Help
Contact
Switch Language to German
Potrafke, Niklas; Riem, Marina; Schinke, Christoph (May 2016): Debt brakes in the German states. Governments’ rhetoric and actions. In: German Economic Review, Vol. 17, No. 2: pp. 253-275
Full text not available from 'Open Access LMU'.

Abstract

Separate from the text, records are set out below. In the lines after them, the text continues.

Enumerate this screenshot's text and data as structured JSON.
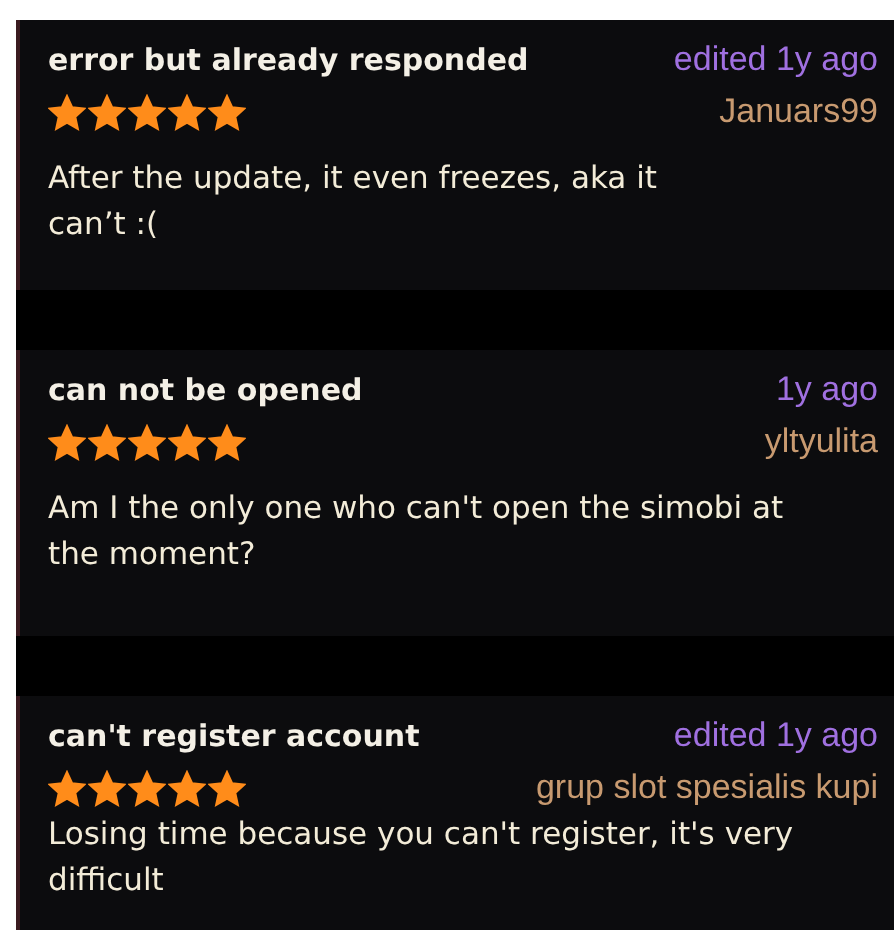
{
  "reviews": [
    {
      "title": "error but already responded",
      "time": "edited 1y ago",
      "author": "Januars99",
      "stars": 5,
      "body": "After the update, it even freezes, aka it can’t :("
    },
    {
      "title": "can not be opened",
      "time": "1y ago",
      "author": "yltyulita",
      "stars": 5,
      "body": "Am I the only one who can't open the simobi at the moment?"
    },
    {
      "title": "can't register account",
      "time": "edited 1y ago",
      "author": "grup slot spesialis kupi",
      "stars": 5,
      "body": "Losing time because you can't register, it's very difficult"
    }
  ]
}
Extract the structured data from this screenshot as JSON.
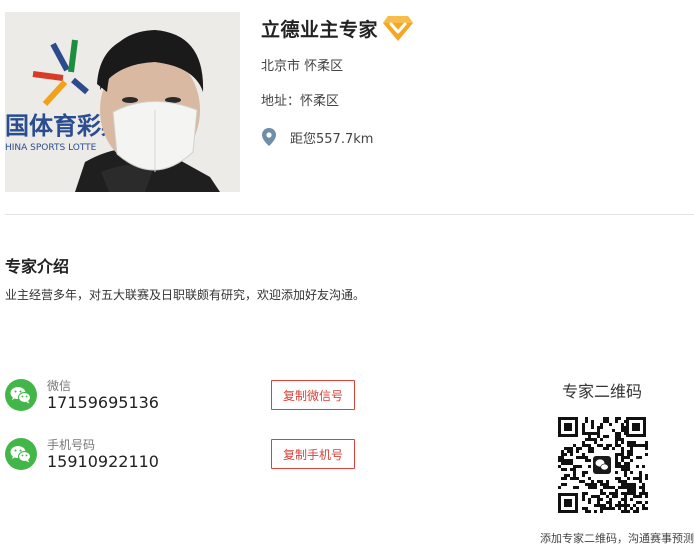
{
  "expert": {
    "name": "立德业主专家",
    "badge_icon": "vip-diamond-icon",
    "city": "北京市 怀柔区",
    "address": "地址：怀柔区",
    "distance": "距您557.7km",
    "photo_bg_text": "国体育彩票",
    "photo_bg_text_en": "HINA SPORTS LOTTE"
  },
  "intro": {
    "title": "专家介绍",
    "text": "业主经营多年，对五大联赛及日职联颇有研究，欢迎添加好友沟通。"
  },
  "contacts": {
    "wechat": {
      "label": "微信",
      "value": "17159695136",
      "button": "复制微信号",
      "icon": "wechat-icon"
    },
    "phone": {
      "label": "手机号码",
      "value": "15910922110",
      "button": "复制手机号",
      "icon": "wechat-icon"
    }
  },
  "qr": {
    "title": "专家二维码",
    "caption": "添加专家二维码，沟通赛事预测"
  },
  "colors": {
    "accent_red": "#d9413a",
    "wechat_green": "#43b649",
    "badge_orange": "#f5a623",
    "pin_blue": "#6e8fa8"
  }
}
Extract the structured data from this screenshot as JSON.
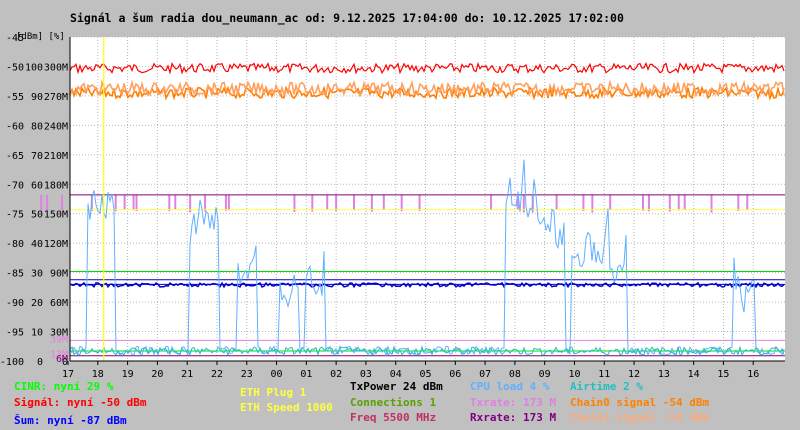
{
  "title": "Signál a šum radia dou_neumann_ac od: 9.12.2025 17:04:00 do: 10.12.2025 17:02:00",
  "colors": {
    "background": "#c0c0c0",
    "plot": "#ffffff",
    "grid": "#b8b8b8",
    "signal": "#ff0000",
    "chain0": "#ff8000",
    "chain1": "#ffa060",
    "noise": "#0000cc",
    "cinr": "#00dd00",
    "cpu": "#60b0ff",
    "airtime": "#20c0c0",
    "txrate": "#e080e0",
    "rxrate": "#800080",
    "eth": "#ffff40",
    "marker": "#ffff00"
  },
  "chart_data": {
    "type": "line",
    "title": "Signál a šum radia dou_neumann_ac od: 9.12.2025 17:04:00 do: 10.12.2025 17:02:00",
    "xlabel": "[h]",
    "x_ticks": [
      "18",
      "19",
      "20",
      "21",
      "22",
      "23",
      "00",
      "01",
      "02",
      "03",
      "04",
      "05",
      "06",
      "07",
      "08",
      "09",
      "10",
      "11",
      "12",
      "13",
      "14",
      "15",
      "16",
      "17"
    ],
    "y_header": "[dBm] [%]",
    "y_ticks_dbm": [
      "-45",
      "-50",
      "-55",
      "-60",
      "-65",
      "-70",
      "-75",
      "-80",
      "-85",
      "-90",
      "-95",
      "-100"
    ],
    "y_ticks_pct": [
      "",
      "100",
      "90",
      "80",
      "70",
      "60",
      "50",
      "40",
      "30",
      "20",
      "10",
      "0"
    ],
    "y_ticks_rate": [
      "",
      "300M",
      "270M",
      "240M",
      "210M",
      "180M",
      "150M",
      "120M",
      "90M",
      "60M",
      "30M",
      "0"
    ],
    "y_ticks_rate_left_colored": [
      {
        "text": "39M",
        "color": "#e080e0",
        "dbm": -96.2
      },
      {
        "text": "13M",
        "color": "#e080e0",
        "dbm": -98.7
      },
      {
        "text": "6M",
        "color": "#800080",
        "dbm": -99.5
      }
    ],
    "ylim": [
      -100,
      -45
    ],
    "marker_x": 18.2,
    "series": [
      {
        "name": "Signál",
        "type": "band",
        "color": "#ff0000",
        "center": -50.3,
        "spread": 0.8,
        "style": "sparse-ticks"
      },
      {
        "name": "Chain0 signal",
        "type": "band",
        "color": "#ff8000",
        "center": -54.5,
        "spread": 0.9,
        "style": "dense"
      },
      {
        "name": "Chain1 signal",
        "type": "band",
        "color": "#ffa060",
        "center": -53.8,
        "spread": 1.1,
        "style": "dense"
      },
      {
        "name": "Šum",
        "type": "flat",
        "color": "#0000cc",
        "value": -87,
        "extra_line": -86.2,
        "dip": -88
      },
      {
        "name": "Rxrate",
        "type": "flat",
        "color": "#800080",
        "value": -71.8,
        "extra_line": -99.1
      },
      {
        "name": "ETH",
        "type": "flat",
        "color": "#ffff40",
        "value": -74.3,
        "extra_line": -98.3
      },
      {
        "name": "CINR",
        "type": "flat",
        "color": "#00dd00",
        "value": -84.8,
        "extra_line": -98.3
      },
      {
        "name": "Txrate",
        "type": "flat",
        "color": "#e080e0",
        "value": -96.5
      },
      {
        "name": "CPU load",
        "type": "noise",
        "color": "#60b0ff",
        "base": -99,
        "spikes": [
          [
            18.0,
            -78
          ],
          [
            18.2,
            -79
          ],
          [
            21.4,
            -82
          ],
          [
            21.7,
            -80
          ],
          [
            23.0,
            -88
          ],
          [
            0.4,
            -92
          ],
          [
            1.3,
            -90
          ],
          [
            8.0,
            -76
          ],
          [
            8.4,
            -78
          ],
          [
            9.0,
            -81
          ],
          [
            9.3,
            -84
          ],
          [
            10.2,
            -86
          ],
          [
            10.8,
            -85
          ],
          [
            11.4,
            -88
          ],
          [
            15.7,
            -92
          ]
        ]
      }
    ],
    "eth_ticks": [
      17.8,
      18.6,
      18.9,
      19.2,
      19.3,
      20.4,
      20.6,
      21.1,
      21.6,
      22.3,
      22.4,
      0.6,
      1.2,
      1.7,
      2.0,
      2.6,
      3.2,
      3.6,
      4.2,
      4.8,
      7.2,
      8.1,
      8.3,
      8.6,
      9.4,
      10.3,
      10.6,
      11.2,
      12.3,
      12.5,
      13.2,
      13.5,
      13.7,
      14.6,
      15.5,
      15.8,
      16.1,
      16.3,
      16.8
    ]
  },
  "legend": {
    "cinr": "CINR: nyní 29 %",
    "signal": "Signál: nyní -50 dBm",
    "noise": "Šum: nyní -87 dBm",
    "eth_plug": "ETH Plug 1",
    "eth_speed": "ETH Speed 1000",
    "txpower": "TxPower 24 dBm",
    "connections": "Connections 1",
    "freq": "Freq 5500 MHz",
    "cpu": "CPU load 4 %",
    "txrate": "Txrate: 173 M",
    "rxrate": "Rxrate: 173 M",
    "airtime": "Airtime 2 %",
    "chain0": "Chain0 signal -54 dBm",
    "chain1": "Chain1 signal -53 dBm"
  },
  "legend_colors": {
    "cinr": "#00ff00",
    "signal": "#ff0000",
    "noise": "#0000ff",
    "eth_plug": "#ffff40",
    "eth_speed": "#ffff40",
    "txpower": "#000000",
    "connections": "#5aa000",
    "freq": "#c03060",
    "cpu": "#60b0ff",
    "txrate": "#e080e0",
    "rxrate": "#800080",
    "airtime": "#20c0c0",
    "chain0": "#ff8000",
    "chain1": "#ffa878"
  }
}
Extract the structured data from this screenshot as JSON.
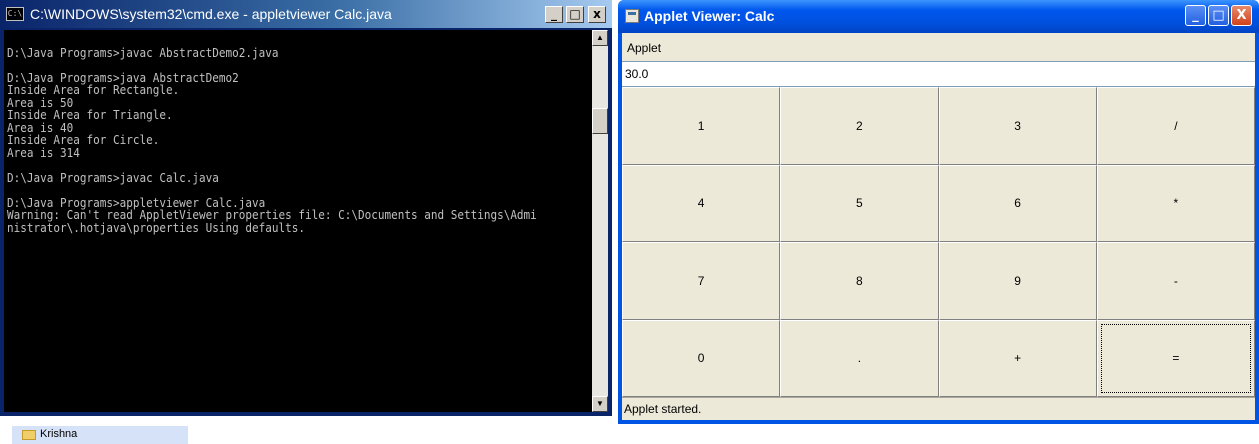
{
  "cmd": {
    "title": "C:\\WINDOWS\\system32\\cmd.exe - appletviewer Calc.java",
    "icon_text": "C:\\",
    "minimize_symbol": "_",
    "restore_symbol": "□",
    "close_symbol": "x",
    "output": "\nD:\\Java Programs>javac AbstractDemo2.java\n\nD:\\Java Programs>java AbstractDemo2\nInside Area for Rectangle.\nArea is 50\nInside Area for Triangle.\nArea is 40\nInside Area for Circle.\nArea is 314\n\nD:\\Java Programs>javac Calc.java\n\nD:\\Java Programs>appletviewer Calc.java\nWarning: Can't read AppletViewer properties file: C:\\Documents and Settings\\Admi\nnistrator\\.hotjava\\properties Using defaults.",
    "scroll_up_symbol": "▲",
    "scroll_down_symbol": "▼"
  },
  "applet": {
    "title": "Applet Viewer: Calc",
    "minimize_symbol": "_",
    "maximize_symbol": "□",
    "close_symbol": "X",
    "menu_label": "Applet",
    "display_value": "30.0",
    "buttons": [
      "1",
      "2",
      "3",
      "/",
      "4",
      "5",
      "6",
      "*",
      "7",
      "8",
      "9",
      "-",
      "0",
      ".",
      "+",
      "="
    ],
    "status": "Applet started."
  },
  "explorer": {
    "folder_label": "Krishna"
  },
  "colors": {
    "cmd_background": "#000000",
    "cmd_text": "#c0c0c0",
    "xp_titlebar": "#0054e3",
    "applet_face": "#ece9d8"
  }
}
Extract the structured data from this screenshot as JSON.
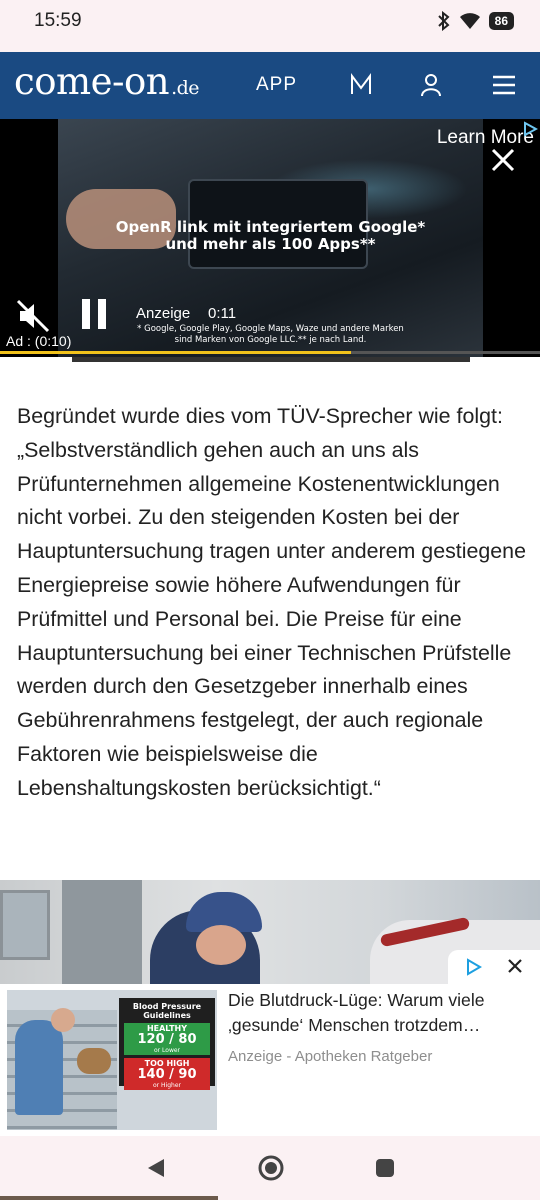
{
  "status_bar": {
    "time": "15:59",
    "battery": "86"
  },
  "header": {
    "logo": "come-on",
    "logo_tld": ".de",
    "app_link": "APP"
  },
  "video_ad": {
    "learn_more": "Learn More",
    "caption_line1": "OpenR link mit integriertem Google*",
    "caption_line2": "und mehr als 100 Apps**",
    "disclaimer_line1": "* Google, Google Play, Google Maps, Waze und andere Marken",
    "disclaimer_line2": "sind Marken von Google LLC.** je nach Land.",
    "ad_label": "Anzeige",
    "ad_time": "0:11",
    "ad_counter": "Ad : (0:10)",
    "progress": 0.65
  },
  "article": {
    "paragraph": "Begründet wurde dies vom TÜV-Sprecher wie folgt: „Selbstverständlich gehen auch an uns als Prüfunternehmen allgemeine Kostenentwicklungen nicht vorbei. Zu den steigenden Kosten bei der Hauptuntersuchung tragen unter anderem gestiegene Energiepreise sowie höhere Aufwendungen für Prüfmittel und Personal bei. Die Preise für eine Hauptuntersuchung bei einer Technischen Prüfstelle werden durch den Gesetzgeber innerhalb eines Gebührenrahmens festgelegt, der auch regionale Faktoren wie beispielsweise die Lebenshaltungskosten berücksichtigt.“"
  },
  "sponsored": {
    "title": "Die Blutdruck-Lüge: Warum viele ‚gesunde‘ Menschen trotzdem…",
    "source": "Anzeige - Apotheken Ratgeber",
    "chart_title": "Blood Pressure Guidelines",
    "healthy_label": "HEALTHY",
    "healthy_value": "120 / 80",
    "healthy_note": "or Lower",
    "high_label": "TOO HIGH",
    "high_value": "140 / 90",
    "high_note": "or Higher"
  },
  "nav": {
    "back": "back",
    "home": "home",
    "recents": "recents"
  }
}
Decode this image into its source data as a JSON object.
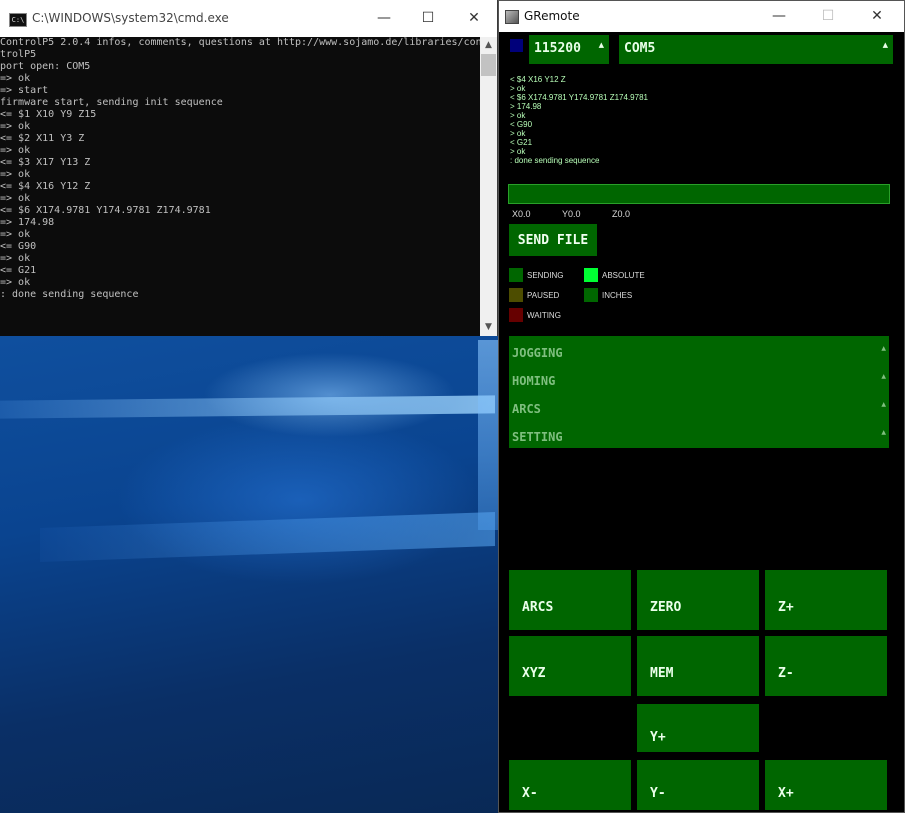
{
  "cmd": {
    "title": "C:\\WINDOWS\\system32\\cmd.exe",
    "icon": "C:\\",
    "lines": [
      "ControlP5 2.0.4 infos, comments, questions at http://www.sojamo.de/libraries/con",
      "trolP5",
      "port open: COM5",
      "=> ok",
      "=> start",
      "firmware start, sending init sequence",
      "<= $1 X10 Y9 Z15",
      "=> ok",
      "<= $2 X11 Y3 Z",
      "=> ok",
      "<= $3 X17 Y13 Z",
      "=> ok",
      "<= $4 X16 Y12 Z",
      "=> ok",
      "<= $6 X174.9781 Y174.9781 Z174.9781",
      "=> 174.98",
      "=> ok",
      "<= G90",
      "=> ok",
      "<= G21",
      "=> ok",
      ": done sending sequence"
    ],
    "buttons": {
      "minimize": "—",
      "maximize": "☐",
      "close": "✕"
    }
  },
  "gremote": {
    "title": "GRemote",
    "buttons": {
      "minimize": "—",
      "maximize": "☐",
      "close": "✕"
    },
    "baud": "115200",
    "port": "COM5",
    "log": [
      "< $4 X16 Y12 Z",
      "> ok",
      "< $6 X174.9781 Y174.9781 Z174.9781",
      "> 174.98",
      "> ok",
      "< G90",
      "> ok",
      "< G21",
      "> ok",
      ": done sending sequence"
    ],
    "coords": {
      "x": "X0.0",
      "y": "Y0.0",
      "z": "Z0.0"
    },
    "send_file": "SEND FILE",
    "indicators": {
      "sending": "SENDING",
      "paused": "PAUSED",
      "waiting": "WAITING",
      "absolute": "ABSOLUTE",
      "inches": "INCHES"
    },
    "accordion": [
      "JOGGING",
      "HOMING",
      "ARCS",
      "SETTING"
    ],
    "pad": {
      "arcs": "ARCS",
      "zero": "ZERO",
      "zplus": "Z+",
      "xyz": "XYZ",
      "mem": "MEM",
      "zminus": "Z-",
      "yplus": "Y+",
      "xminus": "X-",
      "yminus": "Y-",
      "xplus": "X+"
    },
    "colors": {
      "green": "#006600",
      "bright_green": "#00ff33",
      "dark_olive": "#4d4d00",
      "dark_red": "#660000"
    }
  }
}
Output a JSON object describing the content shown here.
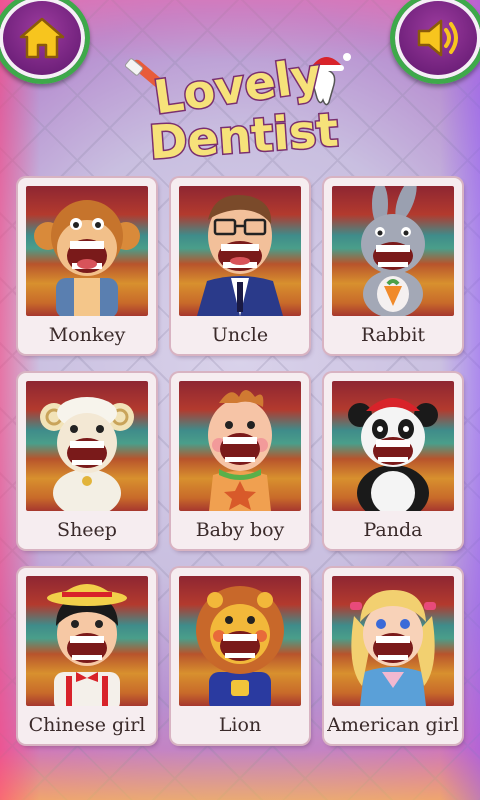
{
  "title": {
    "line1": "Lovely",
    "line2": "Dentist"
  },
  "buttons": {
    "home": "home-icon",
    "sound": "speaker-icon"
  },
  "characters": [
    {
      "name": "Monkey"
    },
    {
      "name": "Uncle"
    },
    {
      "name": "Rabbit"
    },
    {
      "name": "Sheep"
    },
    {
      "name": "Baby boy"
    },
    {
      "name": "Panda"
    },
    {
      "name": "Chinese girl"
    },
    {
      "name": "Lion"
    },
    {
      "name": "American girl"
    }
  ],
  "colors": {
    "title_fill": "#f6e27a",
    "title_stroke": "#7a2f6f",
    "button_ring": "#3ea94a",
    "button_fill": "#7a2a86"
  }
}
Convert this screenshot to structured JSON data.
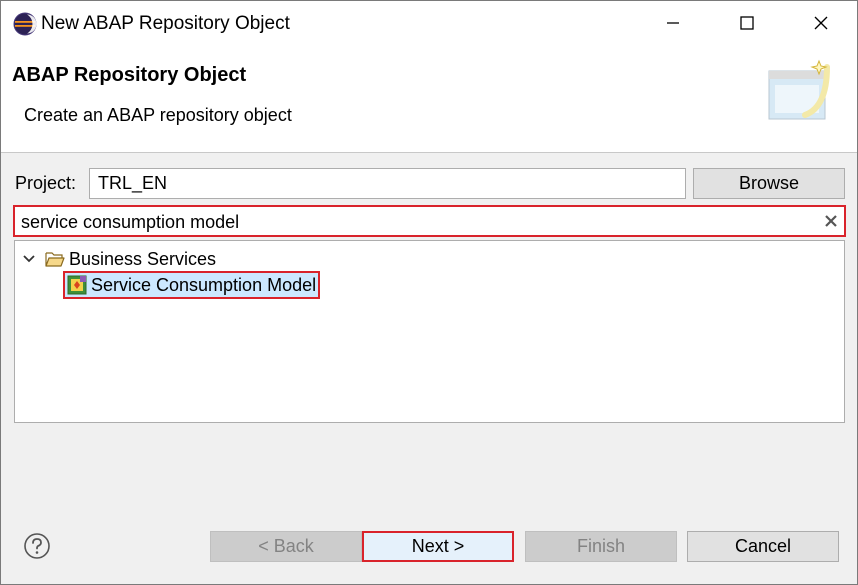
{
  "window": {
    "title": "New ABAP Repository Object",
    "app_icon": "eclipse-icon",
    "controls": [
      "minimize-icon",
      "maximize-icon",
      "close-icon"
    ]
  },
  "banner": {
    "title": "ABAP Repository Object",
    "subtitle": "Create an ABAP repository object",
    "graphic": "wizard-window-icon"
  },
  "project": {
    "label": "Project:",
    "value": "TRL_EN",
    "browse_label": "Browse"
  },
  "search": {
    "value": "service consumption model",
    "clear_icon": "clear-icon"
  },
  "tree": {
    "nodes": [
      {
        "label": "Business Services",
        "icon": "folder-open-icon",
        "expanded": true
      },
      {
        "label": "Service Consumption Model",
        "icon": "service-consumption-model-icon",
        "selected": true
      }
    ]
  },
  "footer": {
    "help_icon": "help-icon",
    "back_label": "< Back",
    "next_label": "Next >",
    "finish_label": "Finish",
    "cancel_label": "Cancel"
  },
  "colors": {
    "highlight_border": "#d9232b",
    "selection_bg": "#cce8ff",
    "dialog_bg": "#f0f0f0"
  }
}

In 2009, a new law on German debt brakes was passed: state governments are not allowed to run structural deficits after 2020. Consolidation strategies initiated between 2009 and 2020 influence if a state can comply with the debt brake in 2020. We describe to what extent government ideology predicts if state governments consolidate budgets and which fiscal adjustment path they choose. Attitudes toward budget consolidation, as expressed by politicians’ rhetoric in the public debate, differed among parties. Anecdotal evidence and descriptive statistics indicate that leftwing governments ran on average higher structural deficits than rightwing governments between 2010 and 2014. Primary deficits, however, hardly differed under leftwing and rightwing governments. Revenues of federal taxes were much higher than expected and facilitated budget consolidation. Leftwing governments did not need to run deficits to design generous budgets. It is conceivable that parties confirmed their identity by using expressive rhetoric, but responded to shifts in public opinion after the financial crisis and pursued more sustainable fiscal policies when in office.